**REQUIREMENT**: Which lines of the entries contain the string "thumb"? Please find them and copy them.

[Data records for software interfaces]
= = =

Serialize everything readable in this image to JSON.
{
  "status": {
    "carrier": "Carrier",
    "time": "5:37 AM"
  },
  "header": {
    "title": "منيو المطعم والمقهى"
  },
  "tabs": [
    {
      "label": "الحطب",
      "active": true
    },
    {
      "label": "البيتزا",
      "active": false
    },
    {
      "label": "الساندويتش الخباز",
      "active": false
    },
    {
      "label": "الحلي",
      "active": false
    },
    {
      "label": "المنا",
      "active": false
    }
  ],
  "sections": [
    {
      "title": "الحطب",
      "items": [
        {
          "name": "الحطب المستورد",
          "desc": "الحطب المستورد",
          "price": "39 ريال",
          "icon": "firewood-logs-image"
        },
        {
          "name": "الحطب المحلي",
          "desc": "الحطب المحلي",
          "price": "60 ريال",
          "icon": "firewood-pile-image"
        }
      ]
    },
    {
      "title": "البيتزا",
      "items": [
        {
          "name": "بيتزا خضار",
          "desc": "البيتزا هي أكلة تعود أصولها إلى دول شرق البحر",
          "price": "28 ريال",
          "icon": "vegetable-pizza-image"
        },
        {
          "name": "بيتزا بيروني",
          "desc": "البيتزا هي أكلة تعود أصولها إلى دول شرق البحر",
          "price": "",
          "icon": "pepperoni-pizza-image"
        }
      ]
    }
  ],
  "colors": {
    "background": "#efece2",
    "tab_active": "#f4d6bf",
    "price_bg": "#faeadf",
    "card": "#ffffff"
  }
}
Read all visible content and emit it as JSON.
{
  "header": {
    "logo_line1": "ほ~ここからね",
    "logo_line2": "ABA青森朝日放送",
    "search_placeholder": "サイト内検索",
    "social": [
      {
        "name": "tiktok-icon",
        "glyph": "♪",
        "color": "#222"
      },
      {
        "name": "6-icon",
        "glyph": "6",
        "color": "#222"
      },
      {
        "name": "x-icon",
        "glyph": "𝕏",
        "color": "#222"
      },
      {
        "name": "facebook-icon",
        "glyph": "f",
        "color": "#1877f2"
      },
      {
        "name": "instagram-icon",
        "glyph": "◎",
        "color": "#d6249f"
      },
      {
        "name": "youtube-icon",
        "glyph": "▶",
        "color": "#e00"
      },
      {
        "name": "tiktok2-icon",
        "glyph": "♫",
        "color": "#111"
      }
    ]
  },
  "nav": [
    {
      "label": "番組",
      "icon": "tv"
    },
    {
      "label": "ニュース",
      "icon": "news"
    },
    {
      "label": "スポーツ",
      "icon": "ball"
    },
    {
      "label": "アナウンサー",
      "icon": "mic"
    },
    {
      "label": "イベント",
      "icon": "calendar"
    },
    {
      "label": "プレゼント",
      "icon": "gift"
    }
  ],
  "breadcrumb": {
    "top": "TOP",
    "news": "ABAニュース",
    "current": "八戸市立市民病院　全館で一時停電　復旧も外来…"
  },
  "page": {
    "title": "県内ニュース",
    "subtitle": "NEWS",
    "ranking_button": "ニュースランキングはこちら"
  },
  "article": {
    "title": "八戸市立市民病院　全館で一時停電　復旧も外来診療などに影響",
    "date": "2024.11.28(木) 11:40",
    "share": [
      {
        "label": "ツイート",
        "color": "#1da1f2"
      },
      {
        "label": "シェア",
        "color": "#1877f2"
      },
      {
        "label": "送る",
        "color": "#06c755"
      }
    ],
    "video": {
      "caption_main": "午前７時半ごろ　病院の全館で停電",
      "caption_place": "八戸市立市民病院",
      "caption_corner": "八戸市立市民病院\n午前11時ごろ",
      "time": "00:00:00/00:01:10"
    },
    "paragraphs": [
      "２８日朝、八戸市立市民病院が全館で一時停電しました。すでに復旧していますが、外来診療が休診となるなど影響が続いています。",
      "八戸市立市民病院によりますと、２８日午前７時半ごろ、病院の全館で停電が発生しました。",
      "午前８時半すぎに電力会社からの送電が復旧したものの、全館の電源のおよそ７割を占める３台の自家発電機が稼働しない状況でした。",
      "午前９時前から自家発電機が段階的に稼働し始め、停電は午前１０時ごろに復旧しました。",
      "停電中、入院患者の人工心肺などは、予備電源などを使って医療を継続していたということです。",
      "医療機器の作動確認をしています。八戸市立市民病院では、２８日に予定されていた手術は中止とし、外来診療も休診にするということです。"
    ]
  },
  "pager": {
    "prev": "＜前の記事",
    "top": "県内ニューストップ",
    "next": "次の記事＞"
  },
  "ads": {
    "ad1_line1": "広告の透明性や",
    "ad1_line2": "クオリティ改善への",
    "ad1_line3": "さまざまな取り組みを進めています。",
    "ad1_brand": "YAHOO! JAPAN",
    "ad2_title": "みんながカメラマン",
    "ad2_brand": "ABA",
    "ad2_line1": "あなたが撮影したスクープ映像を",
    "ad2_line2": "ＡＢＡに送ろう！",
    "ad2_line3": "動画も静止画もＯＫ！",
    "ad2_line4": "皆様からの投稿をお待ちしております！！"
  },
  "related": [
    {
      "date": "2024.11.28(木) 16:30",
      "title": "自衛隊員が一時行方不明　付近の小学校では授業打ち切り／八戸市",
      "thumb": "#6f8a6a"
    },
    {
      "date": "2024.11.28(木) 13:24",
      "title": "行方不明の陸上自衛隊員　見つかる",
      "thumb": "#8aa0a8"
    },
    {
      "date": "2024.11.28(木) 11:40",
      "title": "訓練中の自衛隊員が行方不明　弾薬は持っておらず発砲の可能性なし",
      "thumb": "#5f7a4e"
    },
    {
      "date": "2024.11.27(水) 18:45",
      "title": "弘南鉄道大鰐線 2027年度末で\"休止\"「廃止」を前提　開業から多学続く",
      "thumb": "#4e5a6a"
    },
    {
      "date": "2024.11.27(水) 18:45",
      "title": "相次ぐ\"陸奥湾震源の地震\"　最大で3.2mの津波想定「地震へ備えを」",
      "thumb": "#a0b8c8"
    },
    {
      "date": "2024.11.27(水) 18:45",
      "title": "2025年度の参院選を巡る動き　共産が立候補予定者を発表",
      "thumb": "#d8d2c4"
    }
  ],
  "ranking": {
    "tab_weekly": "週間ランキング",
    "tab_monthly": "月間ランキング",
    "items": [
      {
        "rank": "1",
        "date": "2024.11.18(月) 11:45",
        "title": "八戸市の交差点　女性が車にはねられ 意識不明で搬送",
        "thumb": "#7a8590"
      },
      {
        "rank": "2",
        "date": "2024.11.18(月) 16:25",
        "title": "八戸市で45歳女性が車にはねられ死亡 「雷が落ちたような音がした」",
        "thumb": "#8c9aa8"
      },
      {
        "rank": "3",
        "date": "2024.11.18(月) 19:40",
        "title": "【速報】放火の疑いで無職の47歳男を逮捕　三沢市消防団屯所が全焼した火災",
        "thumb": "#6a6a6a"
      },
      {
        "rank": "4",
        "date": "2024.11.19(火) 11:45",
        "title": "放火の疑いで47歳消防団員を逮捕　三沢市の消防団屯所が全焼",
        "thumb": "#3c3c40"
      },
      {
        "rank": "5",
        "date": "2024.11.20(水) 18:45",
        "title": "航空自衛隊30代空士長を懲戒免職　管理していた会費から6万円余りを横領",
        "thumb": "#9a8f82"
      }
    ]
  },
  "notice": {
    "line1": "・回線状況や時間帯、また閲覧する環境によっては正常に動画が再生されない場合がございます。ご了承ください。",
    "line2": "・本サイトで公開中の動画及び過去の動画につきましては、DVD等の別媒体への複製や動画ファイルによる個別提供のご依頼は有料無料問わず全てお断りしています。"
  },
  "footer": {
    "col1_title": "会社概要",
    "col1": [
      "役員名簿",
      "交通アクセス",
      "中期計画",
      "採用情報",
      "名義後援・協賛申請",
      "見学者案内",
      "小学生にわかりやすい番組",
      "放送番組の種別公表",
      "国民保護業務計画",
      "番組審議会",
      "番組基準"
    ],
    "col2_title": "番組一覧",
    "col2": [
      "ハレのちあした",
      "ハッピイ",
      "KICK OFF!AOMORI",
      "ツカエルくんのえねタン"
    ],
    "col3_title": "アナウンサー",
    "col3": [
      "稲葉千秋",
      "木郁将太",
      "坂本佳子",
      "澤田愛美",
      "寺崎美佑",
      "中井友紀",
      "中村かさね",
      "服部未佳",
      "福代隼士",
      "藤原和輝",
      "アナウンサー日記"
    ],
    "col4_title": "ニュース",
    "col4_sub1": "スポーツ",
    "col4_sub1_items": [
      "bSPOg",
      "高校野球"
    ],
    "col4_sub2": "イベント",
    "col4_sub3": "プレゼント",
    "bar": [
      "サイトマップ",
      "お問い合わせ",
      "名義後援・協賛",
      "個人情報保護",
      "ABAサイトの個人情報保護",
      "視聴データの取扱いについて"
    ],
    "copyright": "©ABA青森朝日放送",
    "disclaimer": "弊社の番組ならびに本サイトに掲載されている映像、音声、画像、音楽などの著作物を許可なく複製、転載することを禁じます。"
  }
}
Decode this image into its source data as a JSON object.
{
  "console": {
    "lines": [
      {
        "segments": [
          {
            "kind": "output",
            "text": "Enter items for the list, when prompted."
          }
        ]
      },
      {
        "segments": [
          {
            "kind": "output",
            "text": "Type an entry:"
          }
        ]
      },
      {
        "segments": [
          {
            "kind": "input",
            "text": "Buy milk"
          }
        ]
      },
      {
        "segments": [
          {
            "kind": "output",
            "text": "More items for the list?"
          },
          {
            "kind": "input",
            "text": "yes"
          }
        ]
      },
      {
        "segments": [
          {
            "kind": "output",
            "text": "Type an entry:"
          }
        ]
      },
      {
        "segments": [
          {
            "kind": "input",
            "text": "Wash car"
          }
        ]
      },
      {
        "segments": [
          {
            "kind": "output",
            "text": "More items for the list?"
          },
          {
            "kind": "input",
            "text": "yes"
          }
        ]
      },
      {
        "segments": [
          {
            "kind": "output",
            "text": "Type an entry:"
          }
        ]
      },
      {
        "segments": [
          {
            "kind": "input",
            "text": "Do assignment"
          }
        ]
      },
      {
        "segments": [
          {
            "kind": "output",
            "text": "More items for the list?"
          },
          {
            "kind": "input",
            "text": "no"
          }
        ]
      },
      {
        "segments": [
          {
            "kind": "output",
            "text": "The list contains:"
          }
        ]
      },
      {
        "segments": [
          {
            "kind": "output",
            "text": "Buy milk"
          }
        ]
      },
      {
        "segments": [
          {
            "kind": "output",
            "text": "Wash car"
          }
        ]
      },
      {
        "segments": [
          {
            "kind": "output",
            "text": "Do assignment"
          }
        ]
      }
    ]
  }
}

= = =

**ANSWER BELOW**:
      "thumb": "#6f8a6a"
      "thumb": "#8aa0a8"
      "thumb": "#5f7a4e"
      "thumb": "#4e5a6a"
      "thumb": "#a0b8c8"
      "thumb": "#d8d2c4"
        "thumb": "#7a8590"
        "thumb": "#8c9aa8"
        "thumb": "#6a6a6a"
        "thumb": "#3c3c40"
        "thumb": "#9a8f82"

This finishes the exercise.